___ Records shown ___

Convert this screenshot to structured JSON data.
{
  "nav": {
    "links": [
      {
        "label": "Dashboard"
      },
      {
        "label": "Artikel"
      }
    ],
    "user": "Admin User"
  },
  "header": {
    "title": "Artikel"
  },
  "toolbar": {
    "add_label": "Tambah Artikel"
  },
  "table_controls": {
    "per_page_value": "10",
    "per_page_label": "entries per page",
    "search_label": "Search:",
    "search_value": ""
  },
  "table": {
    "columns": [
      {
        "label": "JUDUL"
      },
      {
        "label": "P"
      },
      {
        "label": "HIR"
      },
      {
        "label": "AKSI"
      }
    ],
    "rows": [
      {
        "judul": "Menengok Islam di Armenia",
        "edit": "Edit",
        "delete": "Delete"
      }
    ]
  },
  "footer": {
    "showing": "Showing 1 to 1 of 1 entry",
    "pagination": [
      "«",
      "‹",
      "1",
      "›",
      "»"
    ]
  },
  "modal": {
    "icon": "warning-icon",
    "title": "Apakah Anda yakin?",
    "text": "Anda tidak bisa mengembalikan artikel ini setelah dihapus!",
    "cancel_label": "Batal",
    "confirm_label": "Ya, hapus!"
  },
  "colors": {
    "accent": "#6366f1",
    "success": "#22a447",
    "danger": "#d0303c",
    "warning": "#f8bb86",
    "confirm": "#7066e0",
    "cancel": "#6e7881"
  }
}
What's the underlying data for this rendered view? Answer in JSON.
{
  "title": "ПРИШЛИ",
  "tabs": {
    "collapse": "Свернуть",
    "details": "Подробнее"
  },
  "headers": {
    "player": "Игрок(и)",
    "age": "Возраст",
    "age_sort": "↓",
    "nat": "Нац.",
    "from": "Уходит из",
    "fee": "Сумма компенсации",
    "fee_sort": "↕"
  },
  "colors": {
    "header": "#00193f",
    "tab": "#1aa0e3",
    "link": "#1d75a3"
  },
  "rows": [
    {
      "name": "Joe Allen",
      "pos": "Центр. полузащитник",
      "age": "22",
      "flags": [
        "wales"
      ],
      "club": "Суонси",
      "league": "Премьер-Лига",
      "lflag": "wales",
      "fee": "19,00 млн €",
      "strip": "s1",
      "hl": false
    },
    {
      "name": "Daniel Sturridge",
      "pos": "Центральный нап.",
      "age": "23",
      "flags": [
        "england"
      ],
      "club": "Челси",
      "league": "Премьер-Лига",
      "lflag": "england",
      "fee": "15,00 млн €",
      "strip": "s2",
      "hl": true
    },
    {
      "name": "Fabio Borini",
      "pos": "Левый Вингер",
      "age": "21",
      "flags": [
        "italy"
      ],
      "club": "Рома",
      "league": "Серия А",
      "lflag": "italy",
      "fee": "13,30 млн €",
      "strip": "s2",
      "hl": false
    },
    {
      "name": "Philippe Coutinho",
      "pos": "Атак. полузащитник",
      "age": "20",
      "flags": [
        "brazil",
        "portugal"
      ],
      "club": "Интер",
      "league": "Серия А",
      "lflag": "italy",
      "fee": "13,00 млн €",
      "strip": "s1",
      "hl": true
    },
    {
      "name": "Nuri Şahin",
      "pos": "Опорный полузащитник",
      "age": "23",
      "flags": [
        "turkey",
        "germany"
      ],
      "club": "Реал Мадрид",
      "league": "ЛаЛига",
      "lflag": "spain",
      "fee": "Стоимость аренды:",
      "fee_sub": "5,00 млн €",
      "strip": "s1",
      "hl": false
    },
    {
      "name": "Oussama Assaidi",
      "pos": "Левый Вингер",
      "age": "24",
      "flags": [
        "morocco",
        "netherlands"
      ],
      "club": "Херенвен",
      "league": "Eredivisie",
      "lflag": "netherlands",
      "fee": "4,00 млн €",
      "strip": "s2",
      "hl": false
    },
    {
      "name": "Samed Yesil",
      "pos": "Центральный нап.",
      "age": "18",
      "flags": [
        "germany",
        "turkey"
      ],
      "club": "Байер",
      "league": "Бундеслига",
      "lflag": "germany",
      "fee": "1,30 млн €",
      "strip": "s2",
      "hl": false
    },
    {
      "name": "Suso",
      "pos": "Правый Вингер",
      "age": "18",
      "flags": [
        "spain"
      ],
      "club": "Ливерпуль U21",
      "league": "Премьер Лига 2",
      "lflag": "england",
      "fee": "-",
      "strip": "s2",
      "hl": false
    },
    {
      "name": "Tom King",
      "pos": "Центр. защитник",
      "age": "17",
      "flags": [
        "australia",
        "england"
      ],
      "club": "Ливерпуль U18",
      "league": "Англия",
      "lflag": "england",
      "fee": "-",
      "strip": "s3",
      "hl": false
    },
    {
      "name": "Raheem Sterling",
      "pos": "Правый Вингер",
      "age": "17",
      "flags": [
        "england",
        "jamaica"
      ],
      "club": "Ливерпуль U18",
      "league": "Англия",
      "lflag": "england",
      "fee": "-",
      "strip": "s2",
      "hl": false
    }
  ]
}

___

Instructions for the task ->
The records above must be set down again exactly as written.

Solution ->
Convert this screenshot to structured JSON data.
{
  "nav": {
    "links": [
      {
        "label": "Dashboard"
      },
      {
        "label": "Artikel"
      }
    ],
    "user": "Admin User"
  },
  "header": {
    "title": "Artikel"
  },
  "toolbar": {
    "add_label": "Tambah Artikel"
  },
  "table_controls": {
    "per_page_value": "10",
    "per_page_label": "entries per page",
    "search_label": "Search:",
    "search_value": ""
  },
  "table": {
    "columns": [
      {
        "label": "JUDUL"
      },
      {
        "label": "P"
      },
      {
        "label": "HIR"
      },
      {
        "label": "AKSI"
      }
    ],
    "rows": [
      {
        "judul": "Menengok Islam di Armenia",
        "edit": "Edit",
        "delete": "Delete"
      }
    ]
  },
  "footer": {
    "showing": "Showing 1 to 1 of 1 entry",
    "pagination": [
      "«",
      "‹",
      "1",
      "›",
      "»"
    ]
  },
  "modal": {
    "icon": "warning-icon",
    "title": "Apakah Anda yakin?",
    "text": "Anda tidak bisa mengembalikan artikel ini setelah dihapus!",
    "cancel_label": "Batal",
    "confirm_label": "Ya, hapus!"
  },
  "colors": {
    "accent": "#6366f1",
    "success": "#22a447",
    "danger": "#d0303c",
    "warning": "#f8bb86",
    "confirm": "#7066e0",
    "cancel": "#6e7881"
  }
}
What's the underlying data for this rendered view? Answer in JSON.
{
  "title": "ПРИШЛИ",
  "tabs": {
    "collapse": "Свернуть",
    "details": "Подробнее"
  },
  "headers": {
    "player": "Игрок(и)",
    "age": "Возраст",
    "age_sort": "↓",
    "nat": "Нац.",
    "from": "Уходит из",
    "fee": "Сумма компенсации",
    "fee_sort": "↕"
  },
  "colors": {
    "header": "#00193f",
    "tab": "#1aa0e3",
    "link": "#1d75a3"
  },
  "rows": [
    {
      "name": "Joe Allen",
      "pos": "Центр. полузащитник",
      "age": "22",
      "flags": [
        "wales"
      ],
      "club": "Суонси",
      "league": "Премьер-Лига",
      "lflag": "wales",
      "fee": "19,00 млн €",
      "strip": "s1",
      "hl": false
    },
    {
      "name": "Daniel Sturridge",
      "pos": "Центральный нап.",
      "age": "23",
      "flags": [
        "england"
      ],
      "club": "Челси",
      "league": "Премьер-Лига",
      "lflag": "england",
      "fee": "15,00 млн €",
      "strip": "s2",
      "hl": true
    },
    {
      "name": "Fabio Borini",
      "pos": "Левый Вингер",
      "age": "21",
      "flags": [
        "italy"
      ],
      "club": "Рома",
      "league": "Серия А",
      "lflag": "italy",
      "fee": "13,30 млн €",
      "strip": "s2",
      "hl": false
    },
    {
      "name": "Philippe Coutinho",
      "pos": "Атак. полузащитник",
      "age": "20",
      "flags": [
        "brazil",
        "portugal"
      ],
      "club": "Интер",
      "league": "Серия А",
      "lflag": "italy",
      "fee": "13,00 млн €",
      "strip": "s1",
      "hl": true
    },
    {
      "name": "Nuri Şahin",
      "pos": "Опорный полузащитник",
      "age": "23",
      "flags": [
        "turkey",
        "germany"
      ],
      "club": "Реал Мадрид",
      "league": "ЛаЛига",
      "lflag": "spain",
      "fee": "Стоимость аренды:",
      "fee_sub": "5,00 млн €",
      "strip": "s1",
      "hl": false
    },
    {
      "name": "Oussama Assaidi",
      "pos": "Левый Вингер",
      "age": "24",
      "flags": [
        "morocco",
        "netherlands"
      ],
      "club": "Херенвен",
      "league": "Eredivisie",
      "lflag": "netherlands",
      "fee": "4,00 млн €",
      "strip": "s2",
      "hl": false
    },
    {
      "name": "Samed Yesil",
      "pos": "Центральный нап.",
      "age": "18",
      "flags": [
        "germany",
        "turkey"
      ],
      "club": "Байер",
      "league": "Бундеслига",
      "lflag": "germany",
      "fee": "1,30 млн €",
      "strip": "s2",
      "hl": false
    },
    {
      "name": "Suso",
      "pos": "Правый Вингер",
      "age": "18",
      "flags": [
        "spain"
      ],
      "club": "Ливерпуль U21",
      "league": "Премьер Лига 2",
      "lflag": "england",
      "fee": "-",
      "strip": "s2",
      "hl": false
    },
    {
      "name": "Tom King",
      "pos": "Центр. защитник",
      "age": "17",
      "flags": [
        "australia",
        "england"
      ],
      "club": "Ливерпуль U18",
      "league": "Англия",
      "lflag": "england",
      "fee": "-",
      "strip": "s3",
      "hl": false
    },
    {
      "name": "Raheem Sterling",
      "pos": "Правый Вингер",
      "age": "17",
      "flags": [
        "england",
        "jamaica"
      ],
      "club": "Ливерпуль U18",
      "league": "Англия",
      "lflag": "england",
      "fee": "-",
      "strip": "s2",
      "hl": false
    }
  ]
}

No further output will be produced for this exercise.